I wrote in an earlier post here and in another here about collaboration and how I firmly believe that teaching is a group activity. I’ve been fortunate in my career to have been mentored by a number of remarkable individuals. To my regret, I have not kept up with them as much as I should have, as I (or they) moved on from a particular job. About a decade ago, I began tracking down my former high school teachers who made a big impact on me. It was a powerful experience, for me at least, to be able to thank those individuals for the time and energy they put into me that I very clearly didn’t appreciate at the time. (One of my former teachers, who will remain unnamed, fell off her chair laughing when she found out I was going to be a teacher. She also told my future mother-in-law that she couldn’t believe Shirley was going to let her daughter marry “that Velto boy.”)
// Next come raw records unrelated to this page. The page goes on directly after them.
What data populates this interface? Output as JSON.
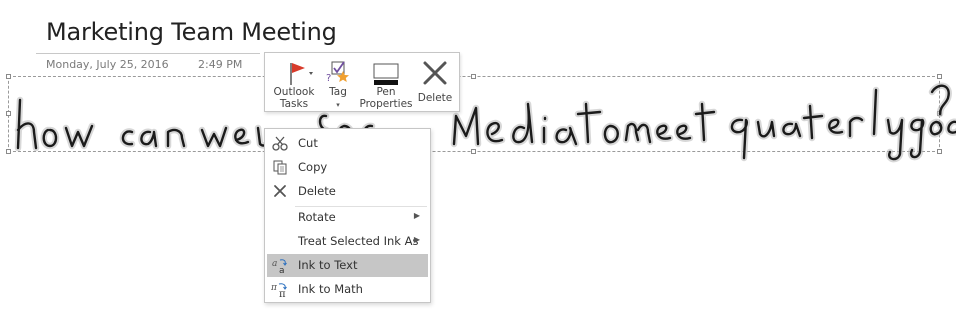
{
  "page": {
    "title": "Marketing Team Meeting",
    "date": "Monday, July 25, 2016",
    "time": "2:49 PM"
  },
  "ink": {
    "recognized_text": "how can we use social media to meet quaterly goals?"
  },
  "mini_toolbar": {
    "buttons": [
      {
        "label_line1": "Outlook",
        "label_line2": "Tasks",
        "icon": "flag-icon"
      },
      {
        "label_line1": "Tag",
        "label_line2": "▾",
        "icon": "tag-icon"
      },
      {
        "label_line1": "Pen",
        "label_line2": "Properties",
        "icon": "pen-properties-icon"
      },
      {
        "label_line1": "Delete",
        "label_line2": "",
        "icon": "delete-x-icon"
      }
    ]
  },
  "context_menu": {
    "items": [
      {
        "label": "Cut",
        "icon": "scissors-icon"
      },
      {
        "label": "Copy",
        "icon": "copy-icon"
      },
      {
        "label": "Delete",
        "icon": "delete-icon"
      },
      {
        "label": "Rotate",
        "submenu": true
      },
      {
        "label": "Treat Selected Ink As",
        "submenu": true
      },
      {
        "label": "Ink to Text",
        "icon": "ink-to-text-icon",
        "highlighted": true
      },
      {
        "label": "Ink to Math",
        "icon": "ink-to-math-icon"
      }
    ]
  },
  "colors": {
    "flag_red": "#d83b2b",
    "tag_star": "#f0a030",
    "tag_check": "#7050a0",
    "menu_highlight": "#c6c6c6"
  }
}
Like many of my high school teachers, some of my early mentors have died before I could really thank them. Hugh “Gunner” Gunnison and Peter van de Water both died a few years back – Peter in 2014, and Gunner earlier. Both had a profound impact on how I thought about teaching. In fact Peter is the one who actively encouraged me to use my theatrical impulses, honed by many years on stage, in the classroom. Sue Burwell, who died this fall, taught me the value of going above and beyond simple activities and how imagination could be the most powerful tool in a teacher’s kit. All three also taught me about creating a climate in a classroom where hard work would happen, but there could still be laughter and fun.
At this point in my career, I have gone from being the “wet-behind-the-ears” youngest teacher on the staff (I was 22 when I started teaching) to being one of the grizzled veterans. Not only could my students be my kids, some of my colleagues could be as well. This realization made me wonder whether I had repaid my mentors adequately enough by being a good and available colleague to others. (I won’t call myself a mentor, because I don’t think that’s a title I can bestow on myself. If others want to use it to describe me, I’d be honored…but that’s their right, not mine.) Early on, I decided I would adopt the “what’s mine is yours” approach. If I have a lesson you think you could use, here it is. If you are stuck and ask for me to help you figure something out, I’m happy to give you my time and thoughts. If I have a skill or knowledge of a task that you need, I’ll gladly help you learn it. By and large, this approach has served me well. Many folks have generously given back to me, enabling me to continue my education. But could I, should I do more?
This foray into impostor syndrome is brought to you by my doubts. Like many teachers, I suspect, I often ask myself what more I could be doing for my students – to better enable them to learn, to lessen their stress, to model curiosity and a love of learning. Periodically, I have similar thoughts about whether I am a good colleague. When I collaborate on a class (as I am currently in the French Revolution class), am I really bearing my fair share of the work load? Am I making whatever knowledge I have on various topics or tools available to my colleagues so that they know they can come to me if they have questions I might be able to answer? Am I doing this in a way that makes me sound like an insufferable know-it-all? (Probably – as a white, straight, male history teacher of a certain age, I’m guessing I was “man ‘splaining” before it became a “thing” but at least now I’m actively trying to NOT do that.)
I don’t have a way to answer my doubts definitively. I look at myself in the mirror each morning and promise to do the best I can on that given day. Thanks to my mentors, both young and old, I have great examples of being a good colleague. All I can do is try my best to learn from their example. And maybe, just maybe, I’ll have a positive impact on one of my colleagues as well.